In Golden Door Properties, LLC v. County of San Diego (2018) Cal.App.5th 892, the Fourth District Court of Appeal held San Diego County’s (County) adoption of a guidance document for the evaluation of greenhouse gas (GHG) emissions established a threshold of significance for determining impacts. The County violated CEQA where it adopted the guidance document without first conducting CEQA review, sidestepped required public review and violated the Court’s prior writ.
The County adopted a Climate Action Plan (CAP) in 2012 and related guidelines in 2013. Following successful petitions from the Sierra Club, the County was directed by both the trial court and appellate court to set aside the documents for failing to make required findings and failing to adequately detail deadlines and enforceable measures, amongst other things. In 2016, the County adopted the “2016 Climate Change Analysis Guidance Recommended Content and Format for Climate Change Analysis Reports in Support of CEQA Document” (Guidance Document). Golden Door Properties, LLC and Sierra Club brought suit challenging the adoption.
The trial court consolidated the two suits, granted a writ of mandate and injunction against the County, and entered judgment prohibiting the County from using the Guidance Document. The trial court concluded (1) the claims were ripe; (2) the Guidance Document creates a threshold of significance under CEQA; (3) the Guidance Document violates the County’s general plan mitigation measures; and (4) the Guidance Document is not supported by substantial evidence. The County timely appealed.

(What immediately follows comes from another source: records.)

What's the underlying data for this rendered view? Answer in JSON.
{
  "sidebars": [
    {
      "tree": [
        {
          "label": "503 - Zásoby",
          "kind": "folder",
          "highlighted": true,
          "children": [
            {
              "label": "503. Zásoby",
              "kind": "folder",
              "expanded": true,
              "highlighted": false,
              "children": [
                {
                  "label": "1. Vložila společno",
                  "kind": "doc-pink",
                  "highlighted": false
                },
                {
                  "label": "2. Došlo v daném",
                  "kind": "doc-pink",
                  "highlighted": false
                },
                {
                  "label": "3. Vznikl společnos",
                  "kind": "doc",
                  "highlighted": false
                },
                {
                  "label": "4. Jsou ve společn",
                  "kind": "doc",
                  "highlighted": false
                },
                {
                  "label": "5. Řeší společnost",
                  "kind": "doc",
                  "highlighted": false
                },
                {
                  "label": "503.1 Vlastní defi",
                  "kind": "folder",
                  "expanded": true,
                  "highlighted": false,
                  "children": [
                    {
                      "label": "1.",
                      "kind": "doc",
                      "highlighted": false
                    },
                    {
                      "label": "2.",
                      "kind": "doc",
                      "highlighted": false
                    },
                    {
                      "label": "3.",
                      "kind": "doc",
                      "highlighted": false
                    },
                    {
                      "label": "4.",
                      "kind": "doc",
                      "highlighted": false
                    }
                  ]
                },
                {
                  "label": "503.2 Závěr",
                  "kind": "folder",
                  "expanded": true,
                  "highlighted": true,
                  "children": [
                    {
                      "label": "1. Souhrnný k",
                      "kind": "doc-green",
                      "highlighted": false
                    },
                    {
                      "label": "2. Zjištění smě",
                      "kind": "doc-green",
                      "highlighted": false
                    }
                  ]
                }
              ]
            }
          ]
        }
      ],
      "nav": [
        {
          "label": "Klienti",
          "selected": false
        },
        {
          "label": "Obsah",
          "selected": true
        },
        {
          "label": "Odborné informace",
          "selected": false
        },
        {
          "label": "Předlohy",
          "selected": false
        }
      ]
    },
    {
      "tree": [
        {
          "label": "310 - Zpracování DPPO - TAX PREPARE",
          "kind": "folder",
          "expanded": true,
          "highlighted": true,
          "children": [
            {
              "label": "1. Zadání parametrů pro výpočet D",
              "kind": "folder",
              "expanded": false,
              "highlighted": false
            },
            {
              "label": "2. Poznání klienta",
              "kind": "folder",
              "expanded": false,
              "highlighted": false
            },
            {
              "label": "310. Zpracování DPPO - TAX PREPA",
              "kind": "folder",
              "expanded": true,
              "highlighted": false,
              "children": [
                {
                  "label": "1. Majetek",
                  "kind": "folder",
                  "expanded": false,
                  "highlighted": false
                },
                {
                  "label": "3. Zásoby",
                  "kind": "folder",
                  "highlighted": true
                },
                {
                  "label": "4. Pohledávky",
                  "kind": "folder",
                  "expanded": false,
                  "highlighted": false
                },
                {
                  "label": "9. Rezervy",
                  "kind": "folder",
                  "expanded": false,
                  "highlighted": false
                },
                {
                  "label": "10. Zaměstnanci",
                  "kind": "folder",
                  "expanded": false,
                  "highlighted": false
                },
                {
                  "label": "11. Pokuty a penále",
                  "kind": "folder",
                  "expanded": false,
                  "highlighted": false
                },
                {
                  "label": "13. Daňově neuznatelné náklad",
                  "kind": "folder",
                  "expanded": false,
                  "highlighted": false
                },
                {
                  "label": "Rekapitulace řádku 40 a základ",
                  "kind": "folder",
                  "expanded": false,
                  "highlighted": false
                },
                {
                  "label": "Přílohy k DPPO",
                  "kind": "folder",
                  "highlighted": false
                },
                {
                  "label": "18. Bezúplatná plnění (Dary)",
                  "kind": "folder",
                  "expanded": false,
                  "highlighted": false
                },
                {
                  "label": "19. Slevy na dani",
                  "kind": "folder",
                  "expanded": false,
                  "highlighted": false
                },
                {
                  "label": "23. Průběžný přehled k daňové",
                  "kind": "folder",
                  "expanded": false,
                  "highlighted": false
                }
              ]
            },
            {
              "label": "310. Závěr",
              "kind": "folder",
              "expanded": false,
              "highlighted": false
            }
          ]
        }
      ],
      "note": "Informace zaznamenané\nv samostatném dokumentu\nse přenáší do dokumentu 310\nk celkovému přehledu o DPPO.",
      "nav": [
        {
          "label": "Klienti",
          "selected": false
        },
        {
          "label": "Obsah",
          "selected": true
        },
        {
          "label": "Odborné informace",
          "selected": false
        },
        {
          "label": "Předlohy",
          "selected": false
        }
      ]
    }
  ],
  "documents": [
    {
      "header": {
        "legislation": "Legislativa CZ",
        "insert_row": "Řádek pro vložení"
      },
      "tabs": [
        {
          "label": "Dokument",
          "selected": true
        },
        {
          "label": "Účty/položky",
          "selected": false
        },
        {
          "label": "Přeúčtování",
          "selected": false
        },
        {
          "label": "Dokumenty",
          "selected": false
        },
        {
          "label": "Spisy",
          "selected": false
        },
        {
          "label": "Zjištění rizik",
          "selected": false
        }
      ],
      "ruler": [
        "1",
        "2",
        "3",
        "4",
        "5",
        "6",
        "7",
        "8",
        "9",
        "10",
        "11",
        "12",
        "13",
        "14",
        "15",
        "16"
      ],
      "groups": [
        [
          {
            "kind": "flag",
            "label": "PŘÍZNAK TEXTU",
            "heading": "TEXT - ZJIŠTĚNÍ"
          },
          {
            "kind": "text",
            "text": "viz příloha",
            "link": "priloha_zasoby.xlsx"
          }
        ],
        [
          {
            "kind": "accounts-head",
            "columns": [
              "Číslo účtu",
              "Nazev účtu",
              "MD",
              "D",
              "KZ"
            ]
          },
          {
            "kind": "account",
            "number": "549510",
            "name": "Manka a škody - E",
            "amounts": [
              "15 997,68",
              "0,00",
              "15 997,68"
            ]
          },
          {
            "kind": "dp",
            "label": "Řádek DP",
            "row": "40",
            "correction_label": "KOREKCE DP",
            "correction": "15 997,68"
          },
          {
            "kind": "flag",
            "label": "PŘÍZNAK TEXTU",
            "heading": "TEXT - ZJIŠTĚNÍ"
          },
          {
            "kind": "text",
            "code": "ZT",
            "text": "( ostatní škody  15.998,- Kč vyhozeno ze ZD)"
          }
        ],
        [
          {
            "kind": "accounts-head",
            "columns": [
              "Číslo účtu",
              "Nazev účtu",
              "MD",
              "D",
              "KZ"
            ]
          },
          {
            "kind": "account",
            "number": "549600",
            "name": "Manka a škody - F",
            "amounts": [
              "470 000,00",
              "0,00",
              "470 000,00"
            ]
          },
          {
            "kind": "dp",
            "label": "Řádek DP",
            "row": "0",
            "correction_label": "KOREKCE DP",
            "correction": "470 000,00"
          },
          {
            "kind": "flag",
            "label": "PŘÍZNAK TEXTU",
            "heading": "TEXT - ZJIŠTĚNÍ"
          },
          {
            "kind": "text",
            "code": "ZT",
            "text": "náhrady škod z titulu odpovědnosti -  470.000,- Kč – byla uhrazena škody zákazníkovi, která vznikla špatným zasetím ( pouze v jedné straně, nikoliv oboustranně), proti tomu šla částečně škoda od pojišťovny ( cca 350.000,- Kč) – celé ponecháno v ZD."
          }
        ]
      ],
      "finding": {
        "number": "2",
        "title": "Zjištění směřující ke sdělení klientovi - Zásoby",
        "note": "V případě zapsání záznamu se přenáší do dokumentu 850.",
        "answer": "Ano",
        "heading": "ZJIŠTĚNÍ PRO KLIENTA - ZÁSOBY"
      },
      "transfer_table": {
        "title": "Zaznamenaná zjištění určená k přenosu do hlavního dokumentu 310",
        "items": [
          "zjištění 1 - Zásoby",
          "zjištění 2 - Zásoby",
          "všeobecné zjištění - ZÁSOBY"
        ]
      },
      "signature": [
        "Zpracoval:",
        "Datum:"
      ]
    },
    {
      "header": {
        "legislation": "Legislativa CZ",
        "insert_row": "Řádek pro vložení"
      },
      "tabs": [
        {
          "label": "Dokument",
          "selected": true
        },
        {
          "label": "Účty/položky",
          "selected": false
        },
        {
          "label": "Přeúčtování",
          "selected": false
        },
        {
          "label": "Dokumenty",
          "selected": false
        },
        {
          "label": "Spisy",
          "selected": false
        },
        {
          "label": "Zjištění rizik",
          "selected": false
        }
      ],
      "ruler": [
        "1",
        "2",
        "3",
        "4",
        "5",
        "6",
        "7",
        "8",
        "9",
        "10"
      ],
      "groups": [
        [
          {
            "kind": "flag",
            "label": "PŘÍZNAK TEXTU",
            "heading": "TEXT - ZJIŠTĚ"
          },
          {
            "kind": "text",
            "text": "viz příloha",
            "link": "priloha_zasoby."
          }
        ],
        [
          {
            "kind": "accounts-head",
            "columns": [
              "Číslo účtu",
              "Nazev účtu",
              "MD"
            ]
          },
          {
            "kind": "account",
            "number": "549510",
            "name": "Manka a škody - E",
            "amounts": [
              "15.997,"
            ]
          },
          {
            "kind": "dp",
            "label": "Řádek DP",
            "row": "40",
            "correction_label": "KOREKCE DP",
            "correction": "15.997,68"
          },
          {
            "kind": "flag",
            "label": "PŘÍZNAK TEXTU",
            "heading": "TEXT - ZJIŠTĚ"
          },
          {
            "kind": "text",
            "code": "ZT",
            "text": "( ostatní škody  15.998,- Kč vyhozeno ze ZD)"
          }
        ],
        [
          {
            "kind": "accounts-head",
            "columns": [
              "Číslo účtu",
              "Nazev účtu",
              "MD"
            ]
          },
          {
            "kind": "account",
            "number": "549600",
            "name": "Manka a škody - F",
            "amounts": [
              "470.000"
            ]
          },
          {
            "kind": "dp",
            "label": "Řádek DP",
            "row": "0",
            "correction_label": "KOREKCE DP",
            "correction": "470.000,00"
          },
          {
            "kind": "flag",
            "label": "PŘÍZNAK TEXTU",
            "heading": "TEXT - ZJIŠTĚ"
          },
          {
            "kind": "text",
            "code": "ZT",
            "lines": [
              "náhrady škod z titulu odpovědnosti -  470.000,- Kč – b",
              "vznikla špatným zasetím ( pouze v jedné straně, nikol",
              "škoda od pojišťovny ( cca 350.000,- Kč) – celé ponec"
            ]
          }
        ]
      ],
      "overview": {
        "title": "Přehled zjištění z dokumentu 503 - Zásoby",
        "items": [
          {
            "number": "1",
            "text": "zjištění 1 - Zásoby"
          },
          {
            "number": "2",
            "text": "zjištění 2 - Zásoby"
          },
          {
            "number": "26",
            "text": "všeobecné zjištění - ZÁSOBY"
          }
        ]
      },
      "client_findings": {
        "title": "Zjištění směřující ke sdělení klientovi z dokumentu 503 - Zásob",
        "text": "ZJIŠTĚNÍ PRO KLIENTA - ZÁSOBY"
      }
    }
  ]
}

The Appellate Court first addressed the ripeness of this action. Ripeness is “primarily bottomed on the recognition that judicial decision-making is best conducted in the context of an actual set of facts so that the issues will be framed with sufficient definiteness to enable the court to make a decree finally disposing of the controversy.” However, the Court continued, the issues here are ripe where the Guidance Document provided a generally applicable threshold of significance and there is sufficient public interest in the matter, citing California Building Industry Assn. v. Bay Area Air Quality Management District (2016) 2 Cal.App.5th 1067. The ultimate analysis of ripeness, the Court quoted, is “both the fitness of the issues for judicial decision and the hardship to the parties of withholding court consideration.”
The Court then turned to the CEQA arguments. The Court concluded that the Guidance Document is a threshold of significance. CEQA Guidelines section 15064.7 defines a threshold of significance as “an identifiable, quantitative, qualitative or performance level of a particular environmental effect, non-compliance with which means the effect will normally be determined to be significant by the agency and compliance with which means the effect normally will be determined to be less than significant.” The Court found that the Guidance Document provided a “recognized and recommended” efficiency metric for determining significance of GHG emissions, and therefore was a threshold of significance for the purposes of CEQA.
The Court then held that a threshold of significance for general use (as opposed to a project-specific threshold) is subject to CEQA public adoption guidelines, per Save Cuyama Valley v. County of Santa Barbara (2013) 213 Cal.App.4th 1059. The County conceded that the Guidance Document was not formally adopted through a public review process. Thus, the County violated the CEQA requirement that a threshold of significance be adopted “by ordinance, resolution, rule or regulation, and [be] developed through a public review process,” as mandated by CEQA Guidelines section 15064.7.
Further, the Court held, the County failed to provide substantial evidence to support its recommendations in the Guidance Document. Specifically, the County “reli[ed] on statewide data without evidence supporting its relationships to countywide [GHG] reductions.” This approach was legally flawed under the principles set forth in Center for Biological Diversity v. California Department of Fish and Wildlife (2015) 62 Cal.4th 204. The County failed to address why using the statewide data that did not specifically address the County was appropriate for the County and also failed to account for variations in different types of development.
Finally, the Court held that the County’s adoption of the threshold of significance in advance of its required Climate Action Plan (CAP) constituted improper “piecemealing [of] environmental regulations” in violation of CEQA. The County argued that development of a CAP and thresholds of significance were proceeding in compliance with the schedule established in the writ issued after the Court’s prior decision in Sierra Club, and the Guidance Document therefore did not violate that decision. However, the Court concluded that its earlier decision treated the CAP and thresholds of significance as a single CEQA project and required completion of the CAP prior to the adoption of the thresholds. Considering this, the Court held the County’s 2016 adoption of the Guidance Document was improper piecemealing.
For these reasons, the Court affirmed the trial court’s holding.
A document that provides a threshold of significance is required to undergo CEQA review.